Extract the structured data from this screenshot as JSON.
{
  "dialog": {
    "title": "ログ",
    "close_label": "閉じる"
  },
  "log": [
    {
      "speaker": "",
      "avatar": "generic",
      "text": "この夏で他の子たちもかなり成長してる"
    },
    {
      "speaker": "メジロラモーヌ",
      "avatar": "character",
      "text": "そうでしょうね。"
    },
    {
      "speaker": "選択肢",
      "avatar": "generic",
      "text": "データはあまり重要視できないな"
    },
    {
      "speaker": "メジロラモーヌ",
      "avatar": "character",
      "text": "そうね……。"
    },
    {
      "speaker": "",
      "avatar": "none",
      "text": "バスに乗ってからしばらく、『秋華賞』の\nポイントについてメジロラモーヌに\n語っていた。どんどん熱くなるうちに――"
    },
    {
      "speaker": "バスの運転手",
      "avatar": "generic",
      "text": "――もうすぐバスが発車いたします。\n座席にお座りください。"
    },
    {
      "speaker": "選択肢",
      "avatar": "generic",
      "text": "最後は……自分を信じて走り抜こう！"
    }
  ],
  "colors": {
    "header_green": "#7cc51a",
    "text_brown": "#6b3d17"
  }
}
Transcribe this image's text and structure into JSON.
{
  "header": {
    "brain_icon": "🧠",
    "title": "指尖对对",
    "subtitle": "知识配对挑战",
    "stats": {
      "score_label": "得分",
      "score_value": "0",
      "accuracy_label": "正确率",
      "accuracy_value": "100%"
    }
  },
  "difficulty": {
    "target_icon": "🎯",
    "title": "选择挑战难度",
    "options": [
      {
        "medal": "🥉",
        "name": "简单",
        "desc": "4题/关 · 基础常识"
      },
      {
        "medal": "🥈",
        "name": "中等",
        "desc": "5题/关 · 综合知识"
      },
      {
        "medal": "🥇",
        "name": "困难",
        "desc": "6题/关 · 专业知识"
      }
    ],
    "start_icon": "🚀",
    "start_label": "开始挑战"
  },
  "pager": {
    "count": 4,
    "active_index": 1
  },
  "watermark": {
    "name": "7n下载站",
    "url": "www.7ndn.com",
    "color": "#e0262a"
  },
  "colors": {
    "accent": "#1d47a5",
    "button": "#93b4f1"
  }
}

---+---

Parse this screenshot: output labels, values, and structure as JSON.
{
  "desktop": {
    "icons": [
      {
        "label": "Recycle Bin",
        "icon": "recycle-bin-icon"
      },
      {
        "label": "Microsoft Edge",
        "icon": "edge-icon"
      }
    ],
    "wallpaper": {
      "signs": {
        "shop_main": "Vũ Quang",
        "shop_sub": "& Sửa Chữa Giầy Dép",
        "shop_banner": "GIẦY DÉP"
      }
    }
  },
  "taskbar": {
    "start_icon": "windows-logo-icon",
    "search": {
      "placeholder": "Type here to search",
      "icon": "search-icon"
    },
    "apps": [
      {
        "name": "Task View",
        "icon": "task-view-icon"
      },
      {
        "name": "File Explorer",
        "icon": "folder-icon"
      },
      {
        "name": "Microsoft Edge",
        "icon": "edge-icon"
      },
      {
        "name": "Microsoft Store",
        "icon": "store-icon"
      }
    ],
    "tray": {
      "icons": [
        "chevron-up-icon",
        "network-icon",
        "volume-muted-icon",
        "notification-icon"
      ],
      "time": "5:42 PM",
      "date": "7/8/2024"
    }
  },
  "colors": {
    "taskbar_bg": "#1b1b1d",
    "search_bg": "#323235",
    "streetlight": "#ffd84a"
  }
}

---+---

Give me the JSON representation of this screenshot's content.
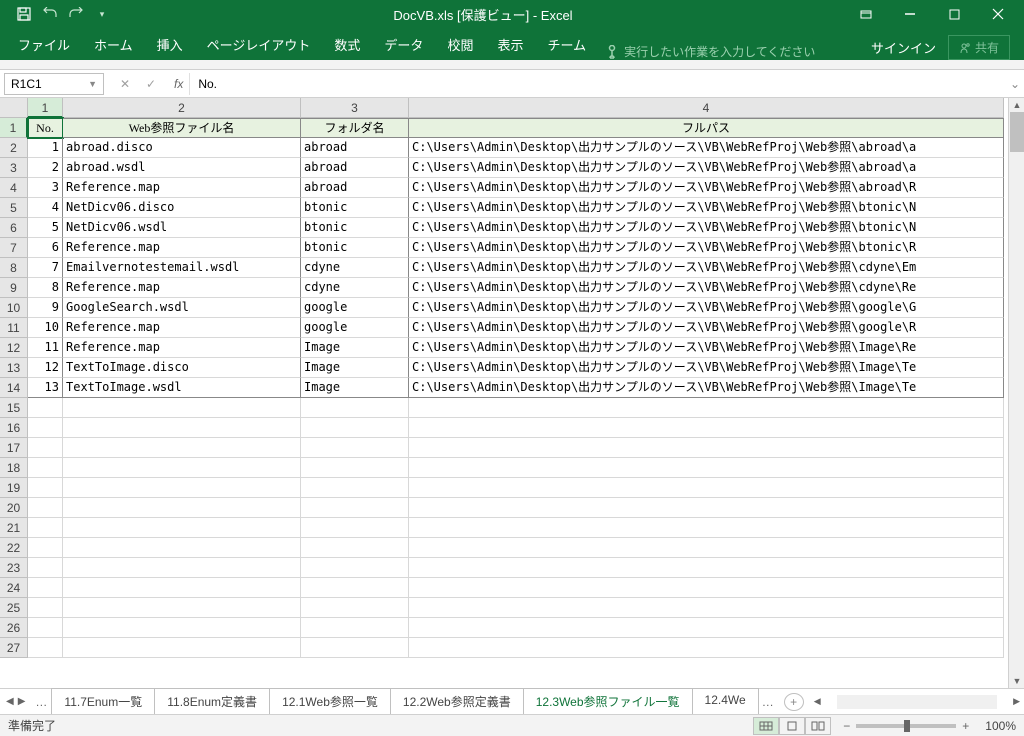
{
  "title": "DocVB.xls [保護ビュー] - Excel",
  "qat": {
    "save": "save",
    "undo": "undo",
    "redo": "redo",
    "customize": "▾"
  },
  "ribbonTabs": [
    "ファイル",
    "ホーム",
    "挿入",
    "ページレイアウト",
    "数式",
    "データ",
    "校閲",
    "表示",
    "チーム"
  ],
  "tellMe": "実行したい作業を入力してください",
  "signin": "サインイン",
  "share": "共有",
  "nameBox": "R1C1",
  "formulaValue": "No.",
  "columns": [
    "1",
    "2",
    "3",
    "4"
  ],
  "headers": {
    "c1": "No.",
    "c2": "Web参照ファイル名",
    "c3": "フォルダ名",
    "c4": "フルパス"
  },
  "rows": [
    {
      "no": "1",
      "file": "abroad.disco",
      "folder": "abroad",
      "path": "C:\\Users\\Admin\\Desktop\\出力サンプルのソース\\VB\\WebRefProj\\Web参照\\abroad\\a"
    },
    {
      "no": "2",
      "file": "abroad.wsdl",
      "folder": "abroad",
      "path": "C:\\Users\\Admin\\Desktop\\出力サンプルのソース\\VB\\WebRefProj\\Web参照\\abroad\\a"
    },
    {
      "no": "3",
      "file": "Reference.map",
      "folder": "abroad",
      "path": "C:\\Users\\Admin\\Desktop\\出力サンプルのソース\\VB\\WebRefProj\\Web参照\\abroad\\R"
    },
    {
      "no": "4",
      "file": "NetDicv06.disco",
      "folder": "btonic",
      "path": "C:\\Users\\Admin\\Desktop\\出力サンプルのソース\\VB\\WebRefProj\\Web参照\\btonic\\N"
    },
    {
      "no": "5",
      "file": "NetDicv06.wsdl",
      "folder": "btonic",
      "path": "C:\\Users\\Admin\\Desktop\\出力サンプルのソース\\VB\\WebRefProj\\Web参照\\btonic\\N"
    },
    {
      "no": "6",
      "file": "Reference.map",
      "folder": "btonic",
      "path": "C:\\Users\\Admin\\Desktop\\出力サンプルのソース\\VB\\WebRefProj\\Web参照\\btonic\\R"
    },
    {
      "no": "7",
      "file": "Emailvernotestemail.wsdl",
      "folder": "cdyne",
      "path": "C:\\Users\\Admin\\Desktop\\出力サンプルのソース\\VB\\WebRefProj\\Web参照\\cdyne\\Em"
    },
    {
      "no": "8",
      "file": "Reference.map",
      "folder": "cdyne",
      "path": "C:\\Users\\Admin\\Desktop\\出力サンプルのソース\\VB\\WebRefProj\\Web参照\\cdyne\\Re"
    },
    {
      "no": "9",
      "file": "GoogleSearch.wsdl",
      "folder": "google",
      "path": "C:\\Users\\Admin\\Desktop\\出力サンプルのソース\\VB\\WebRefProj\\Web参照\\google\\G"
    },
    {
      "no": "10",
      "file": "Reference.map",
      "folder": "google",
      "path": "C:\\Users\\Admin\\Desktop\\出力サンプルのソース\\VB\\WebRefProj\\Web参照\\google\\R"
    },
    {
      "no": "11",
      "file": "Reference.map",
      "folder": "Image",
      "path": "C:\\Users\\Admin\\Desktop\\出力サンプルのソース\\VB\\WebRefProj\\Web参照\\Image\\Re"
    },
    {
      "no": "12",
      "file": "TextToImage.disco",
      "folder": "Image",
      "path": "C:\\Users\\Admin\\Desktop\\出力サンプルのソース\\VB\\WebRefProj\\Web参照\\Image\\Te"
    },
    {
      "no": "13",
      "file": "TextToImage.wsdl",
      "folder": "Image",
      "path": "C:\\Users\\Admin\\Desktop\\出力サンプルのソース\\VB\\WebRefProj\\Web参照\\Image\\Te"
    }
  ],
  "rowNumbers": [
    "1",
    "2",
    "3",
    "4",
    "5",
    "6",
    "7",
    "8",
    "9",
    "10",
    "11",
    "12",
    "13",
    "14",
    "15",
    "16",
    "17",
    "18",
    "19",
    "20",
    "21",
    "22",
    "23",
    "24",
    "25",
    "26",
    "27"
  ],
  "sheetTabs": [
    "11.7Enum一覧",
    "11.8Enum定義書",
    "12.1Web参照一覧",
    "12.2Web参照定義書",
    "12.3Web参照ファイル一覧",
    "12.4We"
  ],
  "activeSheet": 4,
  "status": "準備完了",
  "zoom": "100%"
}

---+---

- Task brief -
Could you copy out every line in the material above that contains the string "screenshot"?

- Exercise result -
Extract the structured data from this screenshot as JSON.
Parse this screenshot: output labels, values, and structure as JSON.
Give me the JSON representation of this screenshot's content.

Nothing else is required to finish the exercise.